What the task requires -> State how many lines in these records contain the word "JSON", and nothing else.

(Supplied data begins)

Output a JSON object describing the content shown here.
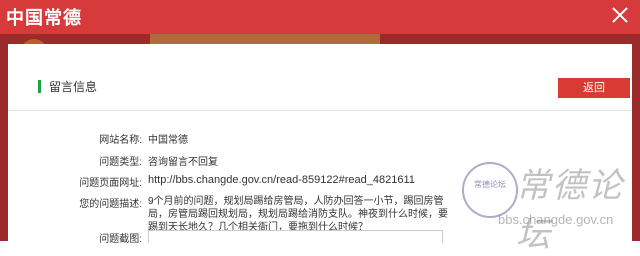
{
  "window": {
    "title": "中国常德"
  },
  "section": {
    "title": "留言信息",
    "return_label": "返回"
  },
  "fields": [
    {
      "label": "网站名称:",
      "value": "中国常德"
    },
    {
      "label": "问题类型:",
      "value": "咨询留言不回复"
    },
    {
      "label": "问题页面网址:",
      "value": "http://bbs.changde.gov.cn/read-859122#read_4821611"
    },
    {
      "label": "您的问题描述:",
      "value": "9个月前的问题，规划局踢给房管局，人防办回答一小节，踢回房管局，房管局踢回规划局，规划局踢给消防支队。神夜到什么时候，要踢到天长地久？几个相关衙门，要拖到什么时候？"
    },
    {
      "label": "问题截图:",
      "value": ""
    }
  ],
  "watermark": {
    "ring": "常德论坛",
    "text": "常德论坛",
    "url": "bbs.changde.gov.cn"
  },
  "colors": {
    "titlebar": "#d63a3a",
    "accent": "#1aa34a",
    "button": "#d83a34"
  }
}
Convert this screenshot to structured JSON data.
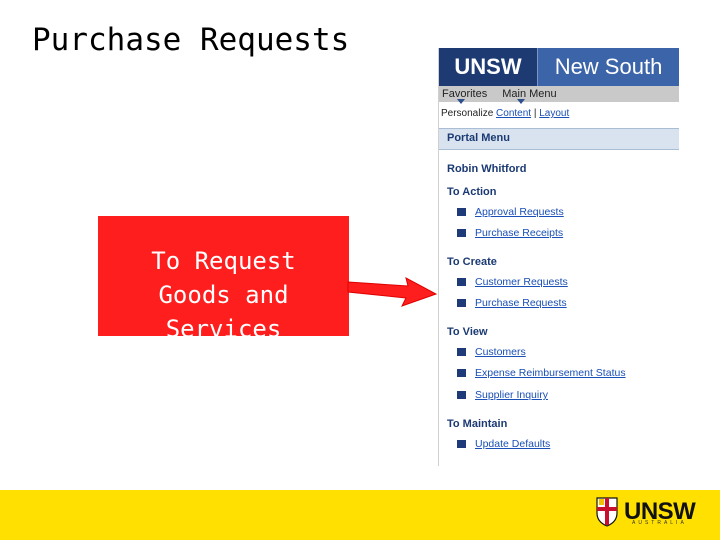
{
  "slide": {
    "title": "Purchase Requests",
    "callout": "To Request\nGoods and\nServices"
  },
  "screenshot": {
    "banner_logo": "UNSW",
    "banner_tagline": "New South",
    "menubar": [
      "Favorites",
      "Main Menu"
    ],
    "personalize": {
      "prefix": "Personalize",
      "content_link": "Content",
      "separator": "|",
      "layout_link": "Layout"
    },
    "portal_menu_title": "Portal Menu",
    "user_name": "Robin Whitford",
    "sections": [
      {
        "heading": "To Action",
        "items": [
          "Approval Requests",
          "Purchase Receipts"
        ]
      },
      {
        "heading": "To Create",
        "items": [
          "Customer Requests",
          "Purchase Requests"
        ]
      },
      {
        "heading": "To View",
        "items": [
          "Customers",
          "Expense Reimbursement Status",
          "Supplier Inquiry"
        ]
      },
      {
        "heading": "To Maintain",
        "items": [
          "Update Defaults"
        ]
      }
    ]
  },
  "footer": {
    "logo_text": "UNSW",
    "logo_subtext": "AUSTRALIA"
  },
  "colors": {
    "callout": "#ff1e1e",
    "footer": "#ffe000",
    "banner": "#1f3f7a",
    "link": "#1a4fb5"
  }
}
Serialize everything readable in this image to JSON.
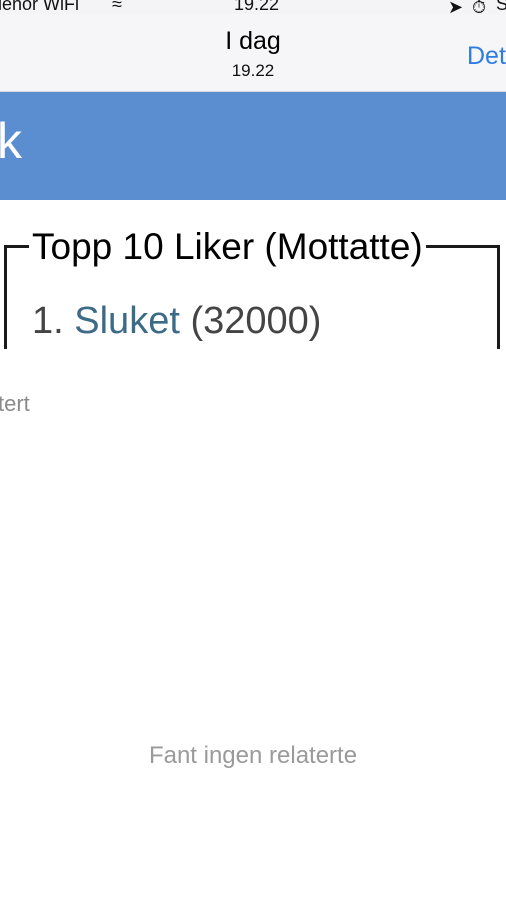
{
  "status_bar": {
    "carrier": "elenor WiFi",
    "time": "19.22"
  },
  "nav": {
    "title": "I dag",
    "subtitle": "19.22",
    "action": "Det"
  },
  "header": {
    "text": "kk"
  },
  "panel": {
    "legend": "Topp 10 Liker (Mottatte)",
    "items": [
      {
        "rank": "1.",
        "name": "Sluket",
        "count": "(32000)"
      }
    ]
  },
  "related": {
    "label": "tert",
    "empty_message": "Fant ingen relaterte"
  },
  "icons": [
    "wifi-icon",
    "location-arrow-icon",
    "alarm-icon"
  ],
  "colors": {
    "header_bg": "#5a8ed0",
    "link": "#3b6b86",
    "nav_action": "#2f7de1"
  }
}
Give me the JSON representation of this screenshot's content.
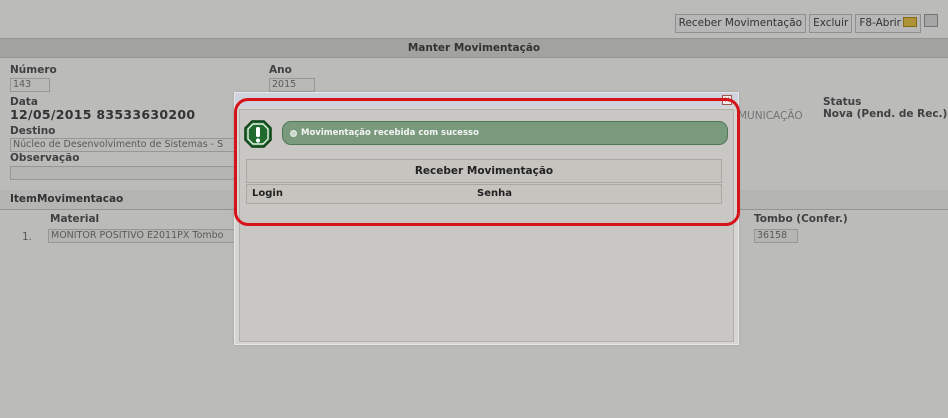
{
  "toolbar": {
    "receber_label": "Receber Movimentação",
    "excluir_label": "Excluir",
    "f8_label": "F8-Abrir"
  },
  "header": {
    "title": "Manter Movimentação"
  },
  "form": {
    "numero_label": "Número",
    "numero_value": "143",
    "ano_label": "Ano",
    "ano_value": "2015",
    "data_label": "Data",
    "data_value": "12/05/2015 83533630200",
    "destino_label": "Destino",
    "destino_value": "Núcleo de Desenvolvimento de Sistemas - S",
    "observacao_label": "Observação",
    "observacao_value": "",
    "tipo_partial": "MUNICAÇÃO",
    "status_label": "Status",
    "status_value": "Nova (Pend. de Rec.)"
  },
  "items": {
    "section_title": "ItemMovimentacao",
    "col_material": "Material",
    "col_tombo": "Tombo (Confer.)",
    "rows": [
      {
        "index": "1.",
        "material": "MONITOR POSITIVO E2011PX Tombo",
        "tombo": "36158"
      }
    ]
  },
  "modal": {
    "message": "Movimentação recebida com sucesso",
    "section_title": "Receber Movimentação",
    "login_label": "Login",
    "senha_label": "Senha",
    "close_icon": "close-icon",
    "warn_icon": "exclamation-octagon-icon"
  },
  "colors": {
    "highlight": "#d7131a",
    "message_bg": "#7a9a7d",
    "warn_icon": "#1f6a2c"
  }
}
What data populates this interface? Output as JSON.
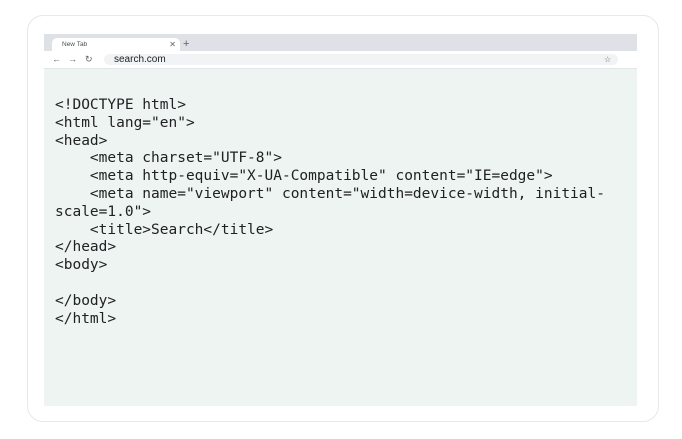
{
  "browser": {
    "tab_title": "New Tab",
    "url": "search.com"
  },
  "icons": {
    "tab_close": "close-icon",
    "new_tab": "plus-icon",
    "back": "arrow-left-icon",
    "forward": "arrow-right-icon",
    "reload": "reload-icon",
    "bookmark": "star-icon",
    "menu": "more-vertical-icon"
  },
  "code_lines": [
    "<!DOCTYPE html>",
    "<html lang=\"en\">",
    "<head>",
    "    <meta charset=\"UTF-8\">",
    "    <meta http-equiv=\"X-UA-Compatible\" content=\"IE=edge\">",
    "    <meta name=\"viewport\" content=\"width=device-width, initial-",
    "scale=1.0\">",
    "    <title>Search</title>",
    "</head>",
    "<body>",
    "",
    "</body>",
    "</html>"
  ],
  "colors": {
    "page_background": "#eef4f2",
    "tabstrip": "#dee1e6",
    "text": "#202124"
  }
}
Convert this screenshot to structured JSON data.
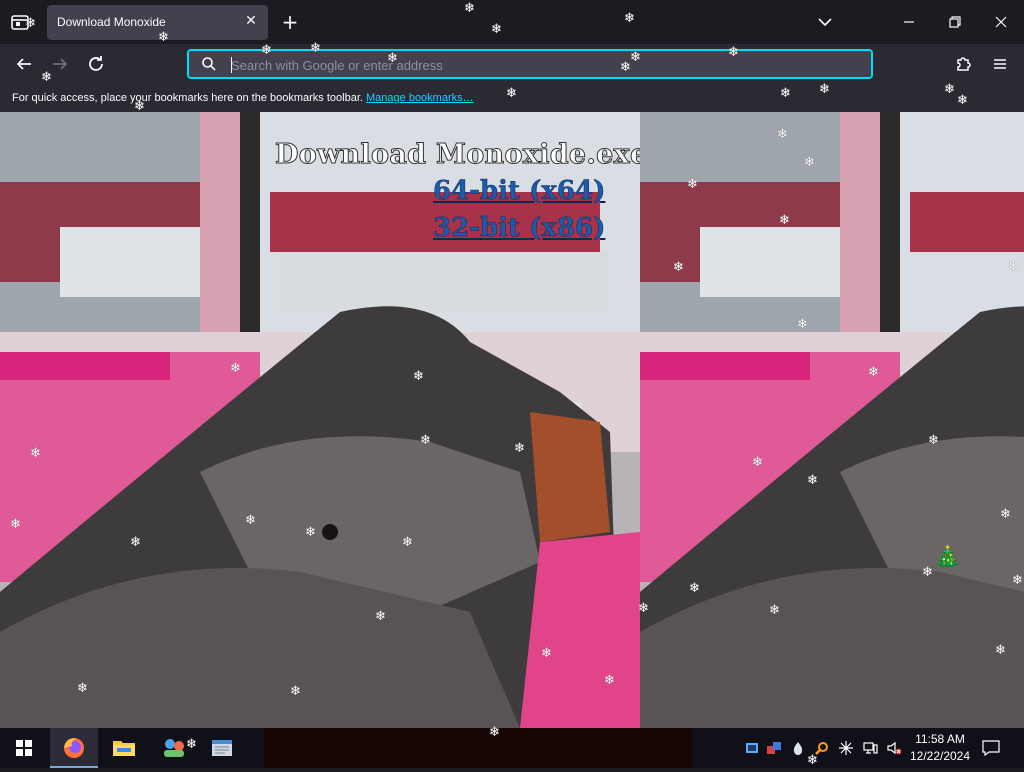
{
  "browser": {
    "tab_title": "Download Monoxide",
    "urlbar_placeholder": "Search with Google or enter address",
    "bookmarks_message": "For quick access, place your bookmarks here on the bookmarks toolbar.",
    "bookmarks_link": "Manage bookmarks…",
    "accent": "#00ddff"
  },
  "page": {
    "heading": "Download Monoxide.exe By Wipet",
    "links": [
      {
        "label": "64-bit (x64)"
      },
      {
        "label": "32-bit (x86)"
      }
    ],
    "link_color": "#1d5ba8"
  },
  "overlay": {
    "flake_glyph": "❄",
    "tree_glyph": "🎄"
  },
  "taskbar": {
    "pinned": [
      "firefox-icon",
      "file-explorer-icon",
      "people-app-icon",
      "notepad-icon"
    ],
    "tray": [
      "network-icon",
      "app-icon",
      "drop-icon",
      "search-icon",
      "sparkle-icon",
      "display-icon",
      "volume-muted-icon"
    ],
    "time": "11:58 AM",
    "date": "12/22/2024"
  }
}
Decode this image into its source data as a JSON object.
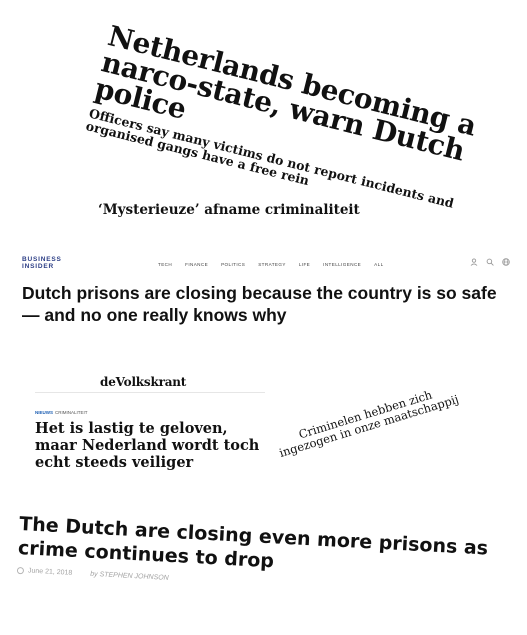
{
  "clip1": {
    "headline": "Netherlands becoming a narco-state, warn Dutch police",
    "subheading": "Officers say many victims do not report incidents and organised gangs have a free rein"
  },
  "clip2": {
    "headline": "‘Mysterieuze’ afname criminaliteit"
  },
  "business_insider": {
    "logo": "BUSINESS\nINSIDER",
    "nav": [
      "TECH",
      "FINANCE",
      "POLITICS",
      "STRATEGY",
      "LIFE",
      "INTELLIGENCE",
      "ALL"
    ],
    "headline": "Dutch prisons are closing because the country is so safe — and no one really knows why",
    "icons": [
      "user-icon",
      "search-icon",
      "globe-icon"
    ]
  },
  "volkskrant": {
    "logo": "deVolkskrant",
    "tag_section": "NIEUWS",
    "tag_topic": "CRIMINALITEIT",
    "headline": "Het is lastig te geloven, maar Nederland wordt toch echt steeds veiliger"
  },
  "quote": {
    "text": "Criminelen hebben zich ingezogen in onze maatschappij"
  },
  "clip6": {
    "headline": "The Dutch are closing even more prisons as crime continues to drop",
    "date": "June 21, 2018",
    "byline": "by STEPHEN JOHNSON"
  }
}
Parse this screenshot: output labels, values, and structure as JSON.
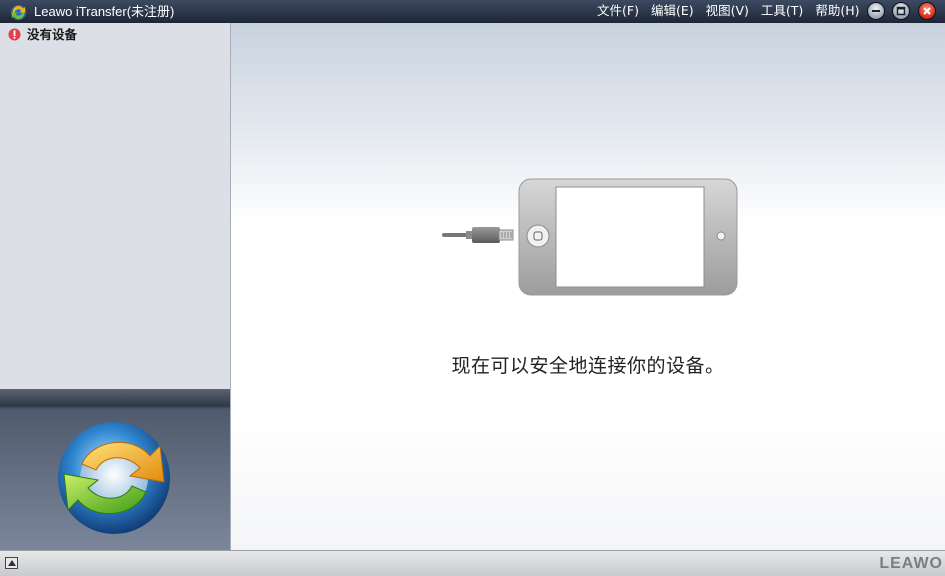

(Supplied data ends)

Output for this exercise -> 8